You’ve worked hard at creating your music. You’ve mastered it to perfection and created artwork for the physical CD and even gotten some pressed. But how do you really get your music out to the ears of the listening public? After all, you didn’t make your masterpiece so that it could sit on a shelf or in a file in your computer. So how DO you get distribution? Well, here’s the not-so-short and not-so-decisive answer on the subject.
In order to get their music out there, an artist must have either a distribution deal with a record label (which is rare these days) or an artist can self-distribute through many of the available sites that are online. There is a great article written by entertainment attorney Bart Day called The Different Kind Of Deals Involving Record Labels: A Thumbnail Sketch where he identifies the different considerations that an artist can have with a distribution deal with a label. Mr. Day does a nice job laying out the different deals that can be made with major labels and distributors, but most artists will not be in the position to be distributed by a major label right away. The age of the Internet has given today’s artist a viable distribution alternative, which is the Publish-On-Demand (POD) concept.
There are several online services that now assist in the distribution of an artist’s music. One of these services is TuneCore.com, where an artist can pay a flat fee ($9.99 for songs and $29.99 for albums) and TuneCore will make sure that nearly ever digital outlet in the Internet market (including iTunes) will carry that artist’s music. TuneCore is exclusively for music distribution, and it is the favorite of many of the artists with whom I work. They like it because they are able to keep the royalties from the sales and they don’t have to sign away any licensing rights.
Another service that does POD services for music is called CreateSpace.com. They only connect with one digital service, AmazonMP3, so they have less distribution power with the digital outlets. But they have a great option for physical CDs where they create CDs on demand. An artist doesn’t have to worry about spending money to press CDs and then have them collect dust.
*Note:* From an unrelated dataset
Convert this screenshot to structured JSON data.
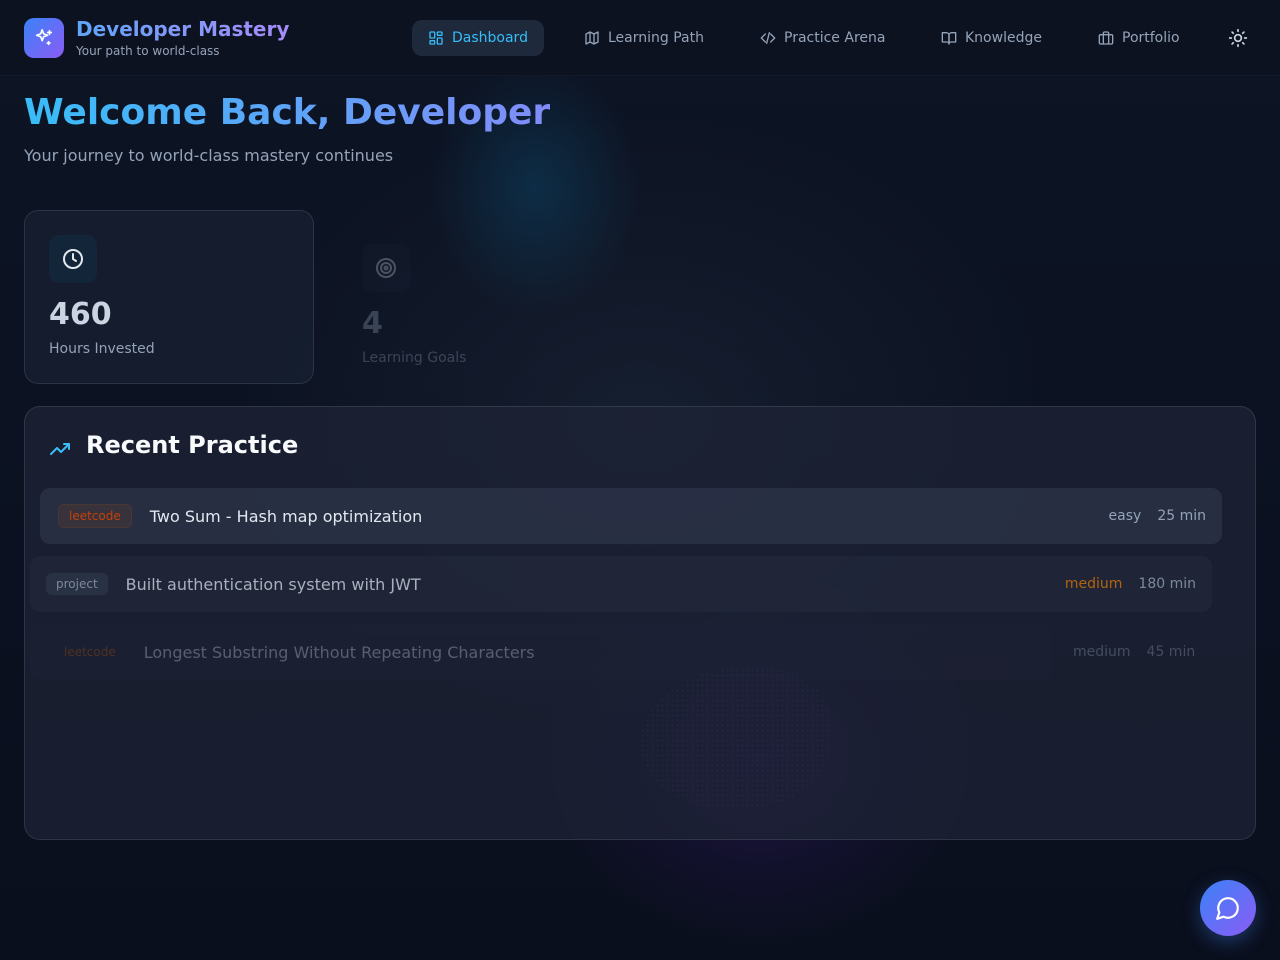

With CreateSpace’s system, the POD means exactly that…the CD is printed ON DEMAND once the ordering customer pays it for. CreateSpace takes a percentage (a fixed charge of $4.95 plus 15%). The breakdown of what an artist could expect for royalties from selling a physical CD with CreateSpace can be found here under the Pricing & Royalties tab. The nice perk about this system is that the artist doesn’t lose any money because of unsold CDs, but they can still market their catalog of CDs to fans who might buy them due to being able to publish or print on demand.
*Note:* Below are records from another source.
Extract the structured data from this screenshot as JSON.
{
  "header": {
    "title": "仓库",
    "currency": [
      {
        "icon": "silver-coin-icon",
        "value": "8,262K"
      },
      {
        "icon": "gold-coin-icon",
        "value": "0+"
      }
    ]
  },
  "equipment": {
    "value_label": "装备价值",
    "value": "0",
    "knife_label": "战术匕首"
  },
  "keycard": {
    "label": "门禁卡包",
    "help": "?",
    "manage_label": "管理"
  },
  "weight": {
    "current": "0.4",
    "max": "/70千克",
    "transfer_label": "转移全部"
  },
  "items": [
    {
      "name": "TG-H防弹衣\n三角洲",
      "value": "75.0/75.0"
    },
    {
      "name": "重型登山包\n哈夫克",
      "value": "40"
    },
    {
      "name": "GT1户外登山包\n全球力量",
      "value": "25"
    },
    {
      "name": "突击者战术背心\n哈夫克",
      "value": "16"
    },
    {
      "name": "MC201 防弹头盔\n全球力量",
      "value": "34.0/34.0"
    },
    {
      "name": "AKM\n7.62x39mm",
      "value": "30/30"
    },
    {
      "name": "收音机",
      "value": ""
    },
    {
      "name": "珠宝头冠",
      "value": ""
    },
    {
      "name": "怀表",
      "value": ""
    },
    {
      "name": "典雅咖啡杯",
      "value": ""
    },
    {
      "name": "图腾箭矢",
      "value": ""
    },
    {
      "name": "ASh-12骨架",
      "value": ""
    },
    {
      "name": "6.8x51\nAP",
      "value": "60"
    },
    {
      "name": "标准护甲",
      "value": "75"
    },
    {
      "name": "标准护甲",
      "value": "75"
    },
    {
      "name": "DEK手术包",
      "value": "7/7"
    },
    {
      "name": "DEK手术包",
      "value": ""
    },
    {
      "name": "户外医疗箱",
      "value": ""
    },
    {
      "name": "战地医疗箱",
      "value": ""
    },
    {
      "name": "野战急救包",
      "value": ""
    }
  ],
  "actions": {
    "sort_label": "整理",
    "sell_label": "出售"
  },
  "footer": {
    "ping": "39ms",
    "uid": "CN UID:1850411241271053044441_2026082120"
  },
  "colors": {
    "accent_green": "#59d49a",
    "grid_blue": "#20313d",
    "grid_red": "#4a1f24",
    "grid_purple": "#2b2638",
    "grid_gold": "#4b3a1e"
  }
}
Last but certainly not least, probably the most commonly know POD site for music artist self-distribution is cdbaby.com. CDbaby is unique in that customers can actually purchase music directly from their site, and they also distribute your music to a few other digital markets such as iTunes, AmazonMP3, Spotify, and others. They don’t distribute to as many as TuneCore, but they certainly cover the main digital markets that most people visit.
Now, all three of these sites are set up for an artist to sell his or her music. Often though, in order to build their fan base, an artist will give away free downloads. This can be done in a lot of ways, but some of the most popular are ReverbNation.com, Soundcloud.com, HotNewHipHop.com, and Myspace. All these sites allow artists to upload their music, and then allow those who wish to download it the ability to do so rather easily. Many new artists must start this way, as they don’t have enough of a fan base to be successful at selling their music yet.
Whatever path an artist chooses, they should understand that just putting their music out into the world will not necessarily get them the attention that they need to make sure that the music sells. They still need fans to buy it, a way to get the word to the fans where to find it, and a way to create buzz about their single or album so that they get some press coverage for that press kit that I discussed in my last blog post. Just knowing how to self-publish or distribute, however, will go a long way towards making that phenomenal music career a reality.